Other Uses For Cosmetic Dentistry
- Enhance Oral Function - While the aesthetics of our teeth are important, it's important to remember that the primary purpose of our teeth, mouth, and oral structures is to eat. A mouth with a set of strong, healthy teeth will make a great deal of difference in your eating habits. Think of a person who has a hard time chewing. Imagine having a toothache and having to forgo solid food for a week or two. If your teeth aren’t aligned, eating might be uncomfortable with all those food chunks getting stuck in between your molars. Certain cosmetic dental treatments can help address many of these issues to benefit your oral function. These include gum lifts, dental bridges, gum grafts, Invisalign, dental implants, bite reclamation, and tooth reshaping. Through these procedures, you’ll likely find that eating becomes easier.
- Promoting Oral Hygiene - Many cosmetic procedures require some degree of dental cleaning prior to the actual treatment. Oral prophylaxis removes tartar and stains accumulated by smoking, eating, and drinking. On top of this, most cosmetic dental procedures focus on restoring broken and cracked teeth. These include inlays, onlays, bonding, crowns, and veneers. Tooth repair will help protect your tooth from further damage and help prevent decay from affecting other teeth as well.

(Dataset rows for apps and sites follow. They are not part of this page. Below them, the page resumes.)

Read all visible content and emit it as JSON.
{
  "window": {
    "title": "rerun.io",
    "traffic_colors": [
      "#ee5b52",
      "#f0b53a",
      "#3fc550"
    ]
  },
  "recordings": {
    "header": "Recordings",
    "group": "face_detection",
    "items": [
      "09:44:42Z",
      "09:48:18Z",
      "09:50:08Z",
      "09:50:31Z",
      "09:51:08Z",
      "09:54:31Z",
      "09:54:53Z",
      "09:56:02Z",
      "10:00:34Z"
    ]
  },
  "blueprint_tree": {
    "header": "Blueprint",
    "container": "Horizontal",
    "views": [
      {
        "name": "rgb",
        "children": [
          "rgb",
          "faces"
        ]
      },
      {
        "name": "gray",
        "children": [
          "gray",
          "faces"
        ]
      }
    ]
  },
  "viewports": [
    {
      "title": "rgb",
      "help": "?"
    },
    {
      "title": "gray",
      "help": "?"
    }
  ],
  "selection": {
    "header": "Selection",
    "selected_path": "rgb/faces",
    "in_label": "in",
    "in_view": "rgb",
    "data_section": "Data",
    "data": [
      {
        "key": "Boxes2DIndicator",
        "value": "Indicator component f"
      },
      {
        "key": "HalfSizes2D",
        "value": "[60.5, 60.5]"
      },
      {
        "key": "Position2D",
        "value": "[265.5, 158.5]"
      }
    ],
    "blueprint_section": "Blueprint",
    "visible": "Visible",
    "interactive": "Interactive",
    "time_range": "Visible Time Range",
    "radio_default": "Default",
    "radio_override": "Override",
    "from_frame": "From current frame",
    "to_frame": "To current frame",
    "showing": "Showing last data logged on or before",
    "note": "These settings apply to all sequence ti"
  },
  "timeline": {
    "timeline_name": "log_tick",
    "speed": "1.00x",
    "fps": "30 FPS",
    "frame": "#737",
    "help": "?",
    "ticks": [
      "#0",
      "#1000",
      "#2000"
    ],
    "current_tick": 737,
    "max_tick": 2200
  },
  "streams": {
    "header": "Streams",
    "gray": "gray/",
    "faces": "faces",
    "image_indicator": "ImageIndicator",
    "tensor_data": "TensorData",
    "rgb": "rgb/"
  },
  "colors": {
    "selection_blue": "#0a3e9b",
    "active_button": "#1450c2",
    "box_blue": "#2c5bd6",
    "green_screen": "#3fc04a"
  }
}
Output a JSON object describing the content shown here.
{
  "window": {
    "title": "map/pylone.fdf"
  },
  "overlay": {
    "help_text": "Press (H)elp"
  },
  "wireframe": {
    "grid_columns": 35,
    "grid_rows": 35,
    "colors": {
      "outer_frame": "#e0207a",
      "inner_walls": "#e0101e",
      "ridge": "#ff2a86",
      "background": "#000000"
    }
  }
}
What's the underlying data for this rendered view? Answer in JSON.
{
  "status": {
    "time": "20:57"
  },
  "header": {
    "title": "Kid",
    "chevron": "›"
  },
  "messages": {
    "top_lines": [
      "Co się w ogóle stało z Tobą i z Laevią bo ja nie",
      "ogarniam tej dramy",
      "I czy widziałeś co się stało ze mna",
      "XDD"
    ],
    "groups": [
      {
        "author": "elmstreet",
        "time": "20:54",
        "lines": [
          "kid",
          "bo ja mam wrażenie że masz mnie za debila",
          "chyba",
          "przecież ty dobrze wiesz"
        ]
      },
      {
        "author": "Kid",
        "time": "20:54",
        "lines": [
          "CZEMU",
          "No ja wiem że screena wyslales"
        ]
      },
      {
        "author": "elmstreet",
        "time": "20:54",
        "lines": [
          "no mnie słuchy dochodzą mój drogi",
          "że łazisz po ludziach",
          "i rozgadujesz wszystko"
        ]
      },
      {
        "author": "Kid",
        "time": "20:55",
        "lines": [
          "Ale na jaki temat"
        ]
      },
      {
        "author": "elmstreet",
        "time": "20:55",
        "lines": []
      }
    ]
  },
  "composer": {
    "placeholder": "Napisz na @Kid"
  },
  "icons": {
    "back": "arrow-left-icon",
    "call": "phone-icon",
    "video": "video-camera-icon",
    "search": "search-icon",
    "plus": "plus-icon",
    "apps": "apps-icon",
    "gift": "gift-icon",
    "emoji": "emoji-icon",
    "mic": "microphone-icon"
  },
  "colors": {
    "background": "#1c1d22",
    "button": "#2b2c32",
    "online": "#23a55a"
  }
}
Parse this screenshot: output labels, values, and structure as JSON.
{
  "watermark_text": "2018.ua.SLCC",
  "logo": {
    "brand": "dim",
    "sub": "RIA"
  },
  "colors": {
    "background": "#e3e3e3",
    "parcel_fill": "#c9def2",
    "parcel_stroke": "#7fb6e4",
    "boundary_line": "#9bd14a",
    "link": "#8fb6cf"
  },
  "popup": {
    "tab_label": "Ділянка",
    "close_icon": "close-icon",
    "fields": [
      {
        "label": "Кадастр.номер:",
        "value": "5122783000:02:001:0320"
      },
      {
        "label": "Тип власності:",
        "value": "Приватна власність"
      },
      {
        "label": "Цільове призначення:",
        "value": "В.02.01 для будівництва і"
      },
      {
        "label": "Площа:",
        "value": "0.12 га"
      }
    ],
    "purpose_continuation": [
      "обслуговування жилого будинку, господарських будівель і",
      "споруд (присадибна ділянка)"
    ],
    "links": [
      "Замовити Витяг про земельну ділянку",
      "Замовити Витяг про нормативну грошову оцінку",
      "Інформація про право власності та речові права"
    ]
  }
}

- Improves Oral Health - Cosmetic dental procedures may help improve oral health by improving your bite, repairing weak teeth, and improving overall function. This may help with preventing more serious dental problems in the future. Your oral health might also have an indirect connection to your overall health, given that food and nutrition get into your body via eating. Thus, improving oral health can alleviate some common health problems, which in turn may translate into better overall health.